University of Wisconsin-Madison biologist Neal L. First, a pioneer in the field of reproductive physiology, has been named the recipient of the 1997 Wolf Prize in Agriculture, the world”s most prestigious award for agricultural research.

First”s selection for what some call the Nobel Prize of agriculture and its $100,000 award was announced yesterday (Nov. 12) in Israel by the Wolf Foundation.

First, who has been on the UW-Madison faculty in the College of Agricultural and Life Sciences since 1960, was cited for the development of systems of bovine embryo cloning, gene transfer and in-vitro production of livestock embryos.

The animal biotechnology work of First and others promises to transform the barnyard, paving the way for the vastly more efficient production of cattle as well as the development of animal superstrains, from lean beef cattle to cows and goats that produce lifesaving drugs in their milk.

In 1987, First proved that cattle could be cloned when Fusion and Copy, the first cloned cattle in the world, were born on the Madison campus. Genetic carbon copies, the calves illustrated the potential of harnessing the tools of modern biology to produce custom-built herds of superior livestock.

The promise of the advances made by First is enormous. In the United States alone, the livestock industry, both dairy and beef, is a more than $50 billion-a-year enterprise. The ability to breed “superlivestock,” custom-designed to meet the needs and interests of consumers and producers alike, would revolutionize the industry.

The most pervasive commercial application of the work performed by First is of in-vitro fertilization technology, work that has had significant impacts for humans as well as cattle. The techniques pioneered in First”s lab are now common procedures in human in-vitro fertilization clinics and in companies that specialize in such techniques for cattle.

Applied to cattle, the techniques developed at UW-Madison allow the recovery of eggs from high-quality cows. The eggs are then fertilized and implanted in surrogate mother cows.

The technology, said First, means that a single cow can produce as many as 50 offspring in a year.

It means the top-end cows are being used more” and are producing more calves annually than they would otherwise produce in a lifetime, he said.

First credited colleagues, many of whom are now carrying out similar work in other labs at universities and in industry, for much of his success. He also credited the W.R. Grace Company and American Breeders Service of DeForest, Wis., for funding his work at a time when government support was unavailable.

A lot of people were involved,” First said. “It wasn”t just me doing all this work.”

Since 1978, the Israel-based Wolf Foundation has awarded prizes annually to individuals who have made fundamental contributions in the fields of chemistry, medicine, mathematics, physics, arts and agriculture.

First is the fourth UW-Madison scientist to receive the $100,000 prize in agriculture.

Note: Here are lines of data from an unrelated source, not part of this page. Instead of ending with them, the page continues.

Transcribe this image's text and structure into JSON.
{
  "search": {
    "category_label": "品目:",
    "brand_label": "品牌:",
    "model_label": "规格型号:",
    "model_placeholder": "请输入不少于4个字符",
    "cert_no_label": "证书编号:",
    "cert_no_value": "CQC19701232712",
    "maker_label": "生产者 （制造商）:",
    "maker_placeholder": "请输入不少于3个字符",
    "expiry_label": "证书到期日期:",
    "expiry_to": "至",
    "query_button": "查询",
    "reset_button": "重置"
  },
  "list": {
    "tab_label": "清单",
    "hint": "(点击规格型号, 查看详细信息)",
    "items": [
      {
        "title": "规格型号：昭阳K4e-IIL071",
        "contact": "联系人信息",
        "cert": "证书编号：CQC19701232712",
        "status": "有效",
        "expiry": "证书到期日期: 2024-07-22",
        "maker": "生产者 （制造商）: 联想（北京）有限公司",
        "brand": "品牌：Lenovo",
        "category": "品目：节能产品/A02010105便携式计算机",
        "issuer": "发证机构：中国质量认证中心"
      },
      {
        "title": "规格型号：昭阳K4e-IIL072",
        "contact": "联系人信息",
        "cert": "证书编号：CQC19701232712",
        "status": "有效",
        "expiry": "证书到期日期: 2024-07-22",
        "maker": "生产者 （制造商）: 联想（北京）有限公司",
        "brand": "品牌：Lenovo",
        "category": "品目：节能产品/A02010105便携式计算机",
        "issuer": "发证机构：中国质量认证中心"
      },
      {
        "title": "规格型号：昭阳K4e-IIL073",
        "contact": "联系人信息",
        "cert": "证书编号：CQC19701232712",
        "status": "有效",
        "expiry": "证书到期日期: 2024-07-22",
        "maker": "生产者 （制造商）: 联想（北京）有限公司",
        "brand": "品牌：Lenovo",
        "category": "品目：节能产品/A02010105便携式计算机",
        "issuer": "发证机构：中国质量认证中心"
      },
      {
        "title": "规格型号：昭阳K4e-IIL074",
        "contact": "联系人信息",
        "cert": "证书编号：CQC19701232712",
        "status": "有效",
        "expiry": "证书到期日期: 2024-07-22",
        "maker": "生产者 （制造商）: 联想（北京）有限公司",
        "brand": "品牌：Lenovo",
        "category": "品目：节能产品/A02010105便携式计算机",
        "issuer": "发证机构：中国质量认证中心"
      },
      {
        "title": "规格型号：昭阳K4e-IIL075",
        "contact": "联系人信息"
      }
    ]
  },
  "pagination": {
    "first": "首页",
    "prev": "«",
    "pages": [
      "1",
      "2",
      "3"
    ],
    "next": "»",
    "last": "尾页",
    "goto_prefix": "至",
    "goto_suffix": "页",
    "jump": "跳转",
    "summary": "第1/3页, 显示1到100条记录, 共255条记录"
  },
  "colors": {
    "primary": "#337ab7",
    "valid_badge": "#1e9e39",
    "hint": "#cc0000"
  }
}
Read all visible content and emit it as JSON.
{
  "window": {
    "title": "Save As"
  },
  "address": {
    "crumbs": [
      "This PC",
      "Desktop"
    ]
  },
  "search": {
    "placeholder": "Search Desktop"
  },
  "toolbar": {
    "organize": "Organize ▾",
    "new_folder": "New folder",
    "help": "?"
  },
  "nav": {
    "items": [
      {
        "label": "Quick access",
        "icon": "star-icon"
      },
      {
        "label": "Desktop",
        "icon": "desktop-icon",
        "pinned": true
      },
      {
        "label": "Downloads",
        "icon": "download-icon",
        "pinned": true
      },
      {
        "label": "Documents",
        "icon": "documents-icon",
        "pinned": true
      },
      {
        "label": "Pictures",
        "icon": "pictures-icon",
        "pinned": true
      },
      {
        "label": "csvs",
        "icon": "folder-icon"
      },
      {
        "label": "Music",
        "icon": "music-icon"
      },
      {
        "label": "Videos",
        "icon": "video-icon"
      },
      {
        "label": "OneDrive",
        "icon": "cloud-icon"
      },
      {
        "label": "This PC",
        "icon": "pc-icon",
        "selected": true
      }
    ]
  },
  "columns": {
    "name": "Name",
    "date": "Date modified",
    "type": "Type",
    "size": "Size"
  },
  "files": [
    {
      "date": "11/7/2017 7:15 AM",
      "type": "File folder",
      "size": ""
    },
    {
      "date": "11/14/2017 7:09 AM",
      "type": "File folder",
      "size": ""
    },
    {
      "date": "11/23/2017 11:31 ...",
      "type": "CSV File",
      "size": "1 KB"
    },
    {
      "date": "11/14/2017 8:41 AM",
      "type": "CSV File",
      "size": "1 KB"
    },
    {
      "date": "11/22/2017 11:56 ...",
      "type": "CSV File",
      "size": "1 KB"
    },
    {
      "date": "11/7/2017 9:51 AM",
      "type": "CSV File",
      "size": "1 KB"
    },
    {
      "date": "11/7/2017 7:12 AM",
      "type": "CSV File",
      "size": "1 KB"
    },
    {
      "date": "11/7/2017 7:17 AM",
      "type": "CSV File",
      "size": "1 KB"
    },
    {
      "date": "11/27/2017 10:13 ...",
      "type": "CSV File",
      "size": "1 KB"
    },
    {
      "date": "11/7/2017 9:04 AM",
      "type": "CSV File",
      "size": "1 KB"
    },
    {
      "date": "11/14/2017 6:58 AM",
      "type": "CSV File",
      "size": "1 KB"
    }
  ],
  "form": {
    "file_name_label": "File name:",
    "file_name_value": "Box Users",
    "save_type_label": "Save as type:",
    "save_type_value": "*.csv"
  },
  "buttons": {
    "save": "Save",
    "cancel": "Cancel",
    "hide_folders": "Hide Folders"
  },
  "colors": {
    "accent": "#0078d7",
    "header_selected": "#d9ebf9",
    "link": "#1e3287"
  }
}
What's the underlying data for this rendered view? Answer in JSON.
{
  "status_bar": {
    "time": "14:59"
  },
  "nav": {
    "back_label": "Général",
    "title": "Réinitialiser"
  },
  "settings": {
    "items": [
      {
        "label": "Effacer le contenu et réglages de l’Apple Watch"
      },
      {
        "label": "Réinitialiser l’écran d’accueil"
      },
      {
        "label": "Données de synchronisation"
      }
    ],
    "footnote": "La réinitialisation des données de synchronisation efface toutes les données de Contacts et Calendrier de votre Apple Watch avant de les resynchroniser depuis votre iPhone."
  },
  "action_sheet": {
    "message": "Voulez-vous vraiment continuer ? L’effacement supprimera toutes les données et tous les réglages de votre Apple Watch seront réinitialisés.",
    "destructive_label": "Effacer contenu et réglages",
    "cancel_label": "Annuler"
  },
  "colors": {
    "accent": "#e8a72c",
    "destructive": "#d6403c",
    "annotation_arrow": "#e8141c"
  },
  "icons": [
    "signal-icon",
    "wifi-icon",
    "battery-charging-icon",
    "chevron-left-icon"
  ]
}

Previously, UW-Madison scientists John C. Walker, Henry Lardy, and Robert Burris were recipients of the prestigious award.